And then there’s my new-born fascination with the idea that I might have Amish Ancestors (because in my Euro-mutt mix there are ancestors with the right type of names who emigrated from Europe at just the right time and came to precisely the right county in Pennsylvania…). Perhaps the fact that I’d just finished reading Plain Truth had something to do with it. OR it was performing in the Amish musical in high school oh-so-many years ago (Plain and Fancy).

THEN I became very interested in seeing if I could figure out which of my ancestors died of the “Black Death” – well, and obviously somebody survived, too, so I thought I’d try and figure out who those hardy folks were. Maybe the fact that I’m reading a book about the medieval plague has something to do with that.

Yes, I purchased this book on purpose. I like variety. For instance, I packed Harry Potter and the Deathly Hallows and the well-known Elie Wiesel (Founding Chairman of the United States Holocaust Memorial Museum) Trilogy – Night, Dawn and Day – for the Park City Short Course.

But I have realized that there was a much more pressing issue. There should and must be a handbook for any and all interactions with me – Crazy Kate, Kate the Safety Dog, Crazy Heathen Aunt Kate, plain Kate, And bonny Kate and sometimes Kate the curst – any and all variations of Kate (don’t forget Jessica Biel). It might prove very helpful to the few people I encounter when I manage to leave the house. Because I feel great pity for them. Oh – I feel very sorry for them indeed.

This comprehension was hastened by painful realizations I’ve been having over time culminating into an epiphany of grand proportions on Friday. That night I subjected an old friend who I had not seen in well over a decade to what could only be described as a protracted stream-of-consciousness epic nightmare complete with sweeping hand gestures (dangerously close to poking out his eyes) and many “Uh – thanks for sharing” moments.

I’ll use great restraint and make these instructions short and sweet. Okay, I’ll TRY to use great restraint and make these instructions short and sweet:

  1. When the stream-of-consciousness has starts to look like a scenically transcontinental – NOT express – train that is derailing (which it WON’T – I must assure you that despite all appearances it will keep going even though by all rights it should dive right off the track and explode into a conflagration of unequaled proportions – it is the LITTLE TRAIN OF THOUGHT (thought?) that COULD), please feel free to use a gently halting phrase. I suggest, “Shut up, Kate.” It needn’t be shouted, just stated in a resolute and firm tone. “Shut up, Kate.” It’s not mean, I promise you; it’s a matter of self-preservation.
  2. There’s also, “Get out of the car, Kate.” Same thing – not yelled, not desperate – just a firm, resolute, “Get out of the car, Kate.” Throw in a “please” for fun if you’re so inclined, but strictly speaking, in these emergency situations it is not compulsory.
  3. No excuses are necessary. I understand what I’m like right now (though I prefer to delude myself into thinking that this was not ALWAYS so) and I’d rather everyone just told it like it was. You needn’t say, “My bladder might explode if I don’t get to a bathroom very soon,” unless, of course, it’s the truth. I’ll even take, “My head might explode if I don’t get some rest VERY SOON.”
  4. A fun change of pace could be a finger to my lips à la Dianne Wiest in Bullets Over Broadway with a, “No, no, don’t speak. Don’t speak. Please don’t speak. Please don’t speak…”

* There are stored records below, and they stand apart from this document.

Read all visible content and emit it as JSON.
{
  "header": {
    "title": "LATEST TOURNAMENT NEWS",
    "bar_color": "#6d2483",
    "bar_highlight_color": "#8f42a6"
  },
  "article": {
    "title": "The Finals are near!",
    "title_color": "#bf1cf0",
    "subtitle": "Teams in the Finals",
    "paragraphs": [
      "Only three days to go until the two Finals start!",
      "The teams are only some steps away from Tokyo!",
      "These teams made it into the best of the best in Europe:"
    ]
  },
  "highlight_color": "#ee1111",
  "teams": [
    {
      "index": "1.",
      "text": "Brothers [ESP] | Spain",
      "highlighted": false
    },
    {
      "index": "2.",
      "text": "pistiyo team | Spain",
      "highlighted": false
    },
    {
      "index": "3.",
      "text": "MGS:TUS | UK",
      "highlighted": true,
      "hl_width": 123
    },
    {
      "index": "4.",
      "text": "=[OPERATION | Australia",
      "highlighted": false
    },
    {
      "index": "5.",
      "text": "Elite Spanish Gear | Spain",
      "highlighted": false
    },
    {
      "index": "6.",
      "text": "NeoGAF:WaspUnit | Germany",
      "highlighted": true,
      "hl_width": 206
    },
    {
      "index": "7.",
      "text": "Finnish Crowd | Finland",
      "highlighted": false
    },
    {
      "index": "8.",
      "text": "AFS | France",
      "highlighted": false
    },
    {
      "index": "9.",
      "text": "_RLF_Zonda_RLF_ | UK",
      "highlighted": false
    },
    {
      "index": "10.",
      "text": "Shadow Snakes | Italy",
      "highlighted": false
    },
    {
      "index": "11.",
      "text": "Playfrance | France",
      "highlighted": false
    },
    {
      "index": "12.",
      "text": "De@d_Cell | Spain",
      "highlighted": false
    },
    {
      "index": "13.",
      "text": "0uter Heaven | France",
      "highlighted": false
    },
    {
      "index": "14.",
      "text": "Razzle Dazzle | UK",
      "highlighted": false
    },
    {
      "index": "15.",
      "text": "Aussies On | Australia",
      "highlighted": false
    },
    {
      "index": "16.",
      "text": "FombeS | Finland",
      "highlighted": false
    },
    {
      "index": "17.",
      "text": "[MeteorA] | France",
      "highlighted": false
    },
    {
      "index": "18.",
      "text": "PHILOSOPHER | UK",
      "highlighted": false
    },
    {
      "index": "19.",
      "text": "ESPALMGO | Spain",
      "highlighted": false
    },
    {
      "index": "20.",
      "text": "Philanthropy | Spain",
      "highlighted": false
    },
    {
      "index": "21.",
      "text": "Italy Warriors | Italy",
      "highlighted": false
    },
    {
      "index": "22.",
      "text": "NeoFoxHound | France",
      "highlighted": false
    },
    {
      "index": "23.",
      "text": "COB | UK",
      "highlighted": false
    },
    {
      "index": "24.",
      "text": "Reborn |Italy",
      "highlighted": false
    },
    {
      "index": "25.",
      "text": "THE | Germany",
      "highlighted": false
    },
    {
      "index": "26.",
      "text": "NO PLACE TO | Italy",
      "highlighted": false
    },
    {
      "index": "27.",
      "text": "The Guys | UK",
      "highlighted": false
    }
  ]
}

That’s all. I’m open to suggestions if I’ve neglected anything.

It occurs to me that this entry should be dedicated to Grettir, who, more than anyone else (I’m not disregarding my family, I just seem to be more deranged when I leave the house), has patiently suffered through, well, about twenty years of my day-to-day type lunacy and has, even more admirably, had the forbearance to still associate with me during what I might label my non compos mentis epoch. Thank you, Grettir.